William wrote in the other day asking for help. He is a rep for a company that sells name brand shoes and has retailers who are starting to ask for only the best shoes and best sizes in order to place an order with him. He needs help figuring out how to get retailers to buy from him given his company’s use of stock-lots. Long a staple of retailing, stock-lots if a practice where manufacturers require retailers to purchase a wide array of shapes and sizes, even though the retailers may not be able to sell some of them. This is a dinosaur relic of a system that doesn’t work in today’s retailing landscape.
How many times have you gone into a store and not found your size? That’s not only the fault of retail buying groups but also of manufacturers, who require retailers to take a lot of merchandise they may not necessarily want. That practice leaves retailers with leftover merchandise they can’t sell. And retailers are tired of having to take the bad merchandise in order to get the good stuff.
THE REAL WORLD RETAILING TAKEAWAY
Retailers are increasingly in the driver’s seat on this one. And manufacturers should take notice.

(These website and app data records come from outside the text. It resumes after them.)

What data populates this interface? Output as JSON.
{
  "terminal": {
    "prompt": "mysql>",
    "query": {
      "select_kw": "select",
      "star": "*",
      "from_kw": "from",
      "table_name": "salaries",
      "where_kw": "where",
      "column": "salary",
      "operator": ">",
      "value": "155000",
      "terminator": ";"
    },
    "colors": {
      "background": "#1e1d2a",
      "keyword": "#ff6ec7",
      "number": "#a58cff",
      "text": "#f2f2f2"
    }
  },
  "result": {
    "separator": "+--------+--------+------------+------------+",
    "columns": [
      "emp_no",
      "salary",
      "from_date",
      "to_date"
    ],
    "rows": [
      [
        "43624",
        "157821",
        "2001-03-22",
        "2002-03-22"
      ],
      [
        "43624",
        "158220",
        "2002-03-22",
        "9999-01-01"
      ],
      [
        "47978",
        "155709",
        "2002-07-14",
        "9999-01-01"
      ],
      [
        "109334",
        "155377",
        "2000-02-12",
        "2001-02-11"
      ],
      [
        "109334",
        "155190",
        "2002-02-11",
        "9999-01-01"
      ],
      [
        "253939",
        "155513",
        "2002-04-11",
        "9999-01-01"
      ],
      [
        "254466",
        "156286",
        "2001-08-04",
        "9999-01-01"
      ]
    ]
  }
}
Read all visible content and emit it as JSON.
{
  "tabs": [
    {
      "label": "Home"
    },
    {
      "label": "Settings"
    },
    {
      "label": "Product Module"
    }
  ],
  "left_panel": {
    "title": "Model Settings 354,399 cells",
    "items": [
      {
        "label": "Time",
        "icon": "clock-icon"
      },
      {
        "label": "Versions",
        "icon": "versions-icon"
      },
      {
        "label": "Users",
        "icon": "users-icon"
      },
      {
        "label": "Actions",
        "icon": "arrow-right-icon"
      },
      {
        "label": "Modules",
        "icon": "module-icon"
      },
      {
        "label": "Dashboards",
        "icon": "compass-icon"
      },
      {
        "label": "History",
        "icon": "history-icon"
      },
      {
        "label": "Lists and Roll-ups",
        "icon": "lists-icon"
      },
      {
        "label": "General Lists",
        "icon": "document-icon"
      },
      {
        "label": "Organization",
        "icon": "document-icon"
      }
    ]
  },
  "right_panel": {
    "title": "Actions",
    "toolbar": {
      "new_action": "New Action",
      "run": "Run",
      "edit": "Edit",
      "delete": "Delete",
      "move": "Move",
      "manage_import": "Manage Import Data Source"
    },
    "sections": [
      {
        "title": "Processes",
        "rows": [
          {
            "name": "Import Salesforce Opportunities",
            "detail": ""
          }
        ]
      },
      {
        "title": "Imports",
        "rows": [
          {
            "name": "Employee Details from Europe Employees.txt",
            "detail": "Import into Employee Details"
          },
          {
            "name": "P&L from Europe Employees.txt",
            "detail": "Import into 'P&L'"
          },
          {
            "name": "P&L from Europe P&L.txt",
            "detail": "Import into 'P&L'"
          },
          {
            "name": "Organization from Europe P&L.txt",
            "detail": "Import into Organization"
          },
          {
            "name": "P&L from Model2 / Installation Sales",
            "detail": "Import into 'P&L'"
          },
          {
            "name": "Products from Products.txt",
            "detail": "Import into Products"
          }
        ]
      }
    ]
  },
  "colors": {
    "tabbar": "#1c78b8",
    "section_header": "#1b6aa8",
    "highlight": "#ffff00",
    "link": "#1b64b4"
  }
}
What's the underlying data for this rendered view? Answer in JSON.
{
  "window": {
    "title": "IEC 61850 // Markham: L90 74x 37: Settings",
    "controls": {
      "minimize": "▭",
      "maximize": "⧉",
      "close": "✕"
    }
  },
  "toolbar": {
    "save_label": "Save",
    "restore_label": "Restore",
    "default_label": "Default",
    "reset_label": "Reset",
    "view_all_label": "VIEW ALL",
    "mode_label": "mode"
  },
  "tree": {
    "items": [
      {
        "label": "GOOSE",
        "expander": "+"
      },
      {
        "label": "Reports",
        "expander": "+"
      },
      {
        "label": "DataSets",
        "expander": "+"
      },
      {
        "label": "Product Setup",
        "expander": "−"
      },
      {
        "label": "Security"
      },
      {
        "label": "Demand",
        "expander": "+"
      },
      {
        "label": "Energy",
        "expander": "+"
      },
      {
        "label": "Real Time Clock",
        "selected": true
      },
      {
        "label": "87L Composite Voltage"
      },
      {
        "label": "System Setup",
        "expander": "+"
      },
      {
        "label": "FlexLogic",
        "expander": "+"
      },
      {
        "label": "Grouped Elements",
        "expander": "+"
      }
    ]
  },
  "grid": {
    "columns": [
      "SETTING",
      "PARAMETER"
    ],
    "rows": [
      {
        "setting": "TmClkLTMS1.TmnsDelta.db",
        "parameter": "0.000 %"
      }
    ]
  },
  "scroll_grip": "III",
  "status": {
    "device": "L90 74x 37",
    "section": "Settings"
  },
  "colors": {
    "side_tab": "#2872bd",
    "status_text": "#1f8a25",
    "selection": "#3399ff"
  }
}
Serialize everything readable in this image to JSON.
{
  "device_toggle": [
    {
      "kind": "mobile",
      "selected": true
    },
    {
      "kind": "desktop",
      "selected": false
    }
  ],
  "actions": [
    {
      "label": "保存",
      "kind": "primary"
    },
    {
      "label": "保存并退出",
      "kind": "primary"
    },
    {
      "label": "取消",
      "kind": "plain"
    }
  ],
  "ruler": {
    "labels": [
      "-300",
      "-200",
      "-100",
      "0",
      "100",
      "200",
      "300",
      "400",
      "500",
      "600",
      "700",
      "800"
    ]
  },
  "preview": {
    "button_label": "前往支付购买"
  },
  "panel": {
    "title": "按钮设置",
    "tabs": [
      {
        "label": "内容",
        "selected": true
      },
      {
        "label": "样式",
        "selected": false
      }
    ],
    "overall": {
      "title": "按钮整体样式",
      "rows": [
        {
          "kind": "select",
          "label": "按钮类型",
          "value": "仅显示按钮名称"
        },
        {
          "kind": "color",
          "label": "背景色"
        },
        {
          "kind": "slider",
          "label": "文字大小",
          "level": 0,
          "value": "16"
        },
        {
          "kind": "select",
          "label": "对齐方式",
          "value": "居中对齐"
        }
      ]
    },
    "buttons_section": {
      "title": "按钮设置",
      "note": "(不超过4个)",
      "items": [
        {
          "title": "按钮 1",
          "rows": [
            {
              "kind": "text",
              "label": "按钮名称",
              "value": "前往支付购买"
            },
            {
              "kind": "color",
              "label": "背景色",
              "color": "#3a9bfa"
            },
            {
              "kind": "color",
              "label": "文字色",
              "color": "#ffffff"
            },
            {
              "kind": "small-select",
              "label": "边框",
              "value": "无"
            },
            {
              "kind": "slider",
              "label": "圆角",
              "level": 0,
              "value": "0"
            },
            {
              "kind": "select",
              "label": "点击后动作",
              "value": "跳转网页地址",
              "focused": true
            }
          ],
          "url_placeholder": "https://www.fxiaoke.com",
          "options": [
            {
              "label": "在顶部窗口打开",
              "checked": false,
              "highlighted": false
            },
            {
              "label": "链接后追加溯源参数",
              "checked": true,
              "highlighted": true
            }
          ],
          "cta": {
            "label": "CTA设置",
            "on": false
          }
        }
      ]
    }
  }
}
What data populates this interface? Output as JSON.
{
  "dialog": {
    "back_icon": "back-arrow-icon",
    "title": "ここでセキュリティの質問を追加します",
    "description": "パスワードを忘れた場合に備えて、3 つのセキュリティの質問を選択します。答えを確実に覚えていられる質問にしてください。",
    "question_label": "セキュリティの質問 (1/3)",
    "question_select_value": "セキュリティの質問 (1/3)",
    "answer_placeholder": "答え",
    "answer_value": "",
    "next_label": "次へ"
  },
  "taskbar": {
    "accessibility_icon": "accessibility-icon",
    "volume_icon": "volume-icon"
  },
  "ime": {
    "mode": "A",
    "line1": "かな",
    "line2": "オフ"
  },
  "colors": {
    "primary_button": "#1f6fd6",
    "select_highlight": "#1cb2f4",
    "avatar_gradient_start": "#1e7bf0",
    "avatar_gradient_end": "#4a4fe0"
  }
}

In the changing economic landscape, vendors need to cater to their buyer’s wishes, not the other way around. Demanding that retailers take the merchandise you want them to take just isn’t smart business as they end up with excess merchandise which causes a couple problems:
- It ties up their open-to-buy, which means they can’t buy more goods from vendors when they need it
- Retailers end up marking down the vendor’s goods, which hurts the retailers and the vendor from a brand perspective
I have to side with retailers on this whole issue. Retailers – be demanding. Don’t buy from a vendor or distributor if they require you to purchase goods you don’t want to purchase. Often there is more than one rep company or distributor so go find the alternative who is willing to work with you.
You’ll hit some walls along the way, but the smart vendors and distributors will get you what you need. Vendors and distributors need to understand that zero percent of zero is zero. Do you want perhaps a smaller sale, that allows a retailer to sell through merchandise and buy more from you? Or do you want to risk not making a sale at all. Ask any business person if they want zero percent, or if they’re happy to take part of a sale. You know the answer.
So retailers, stick to your guns and start directing how you want to work with vendors and distributors. It will go a long way toward helping your business during these tough times.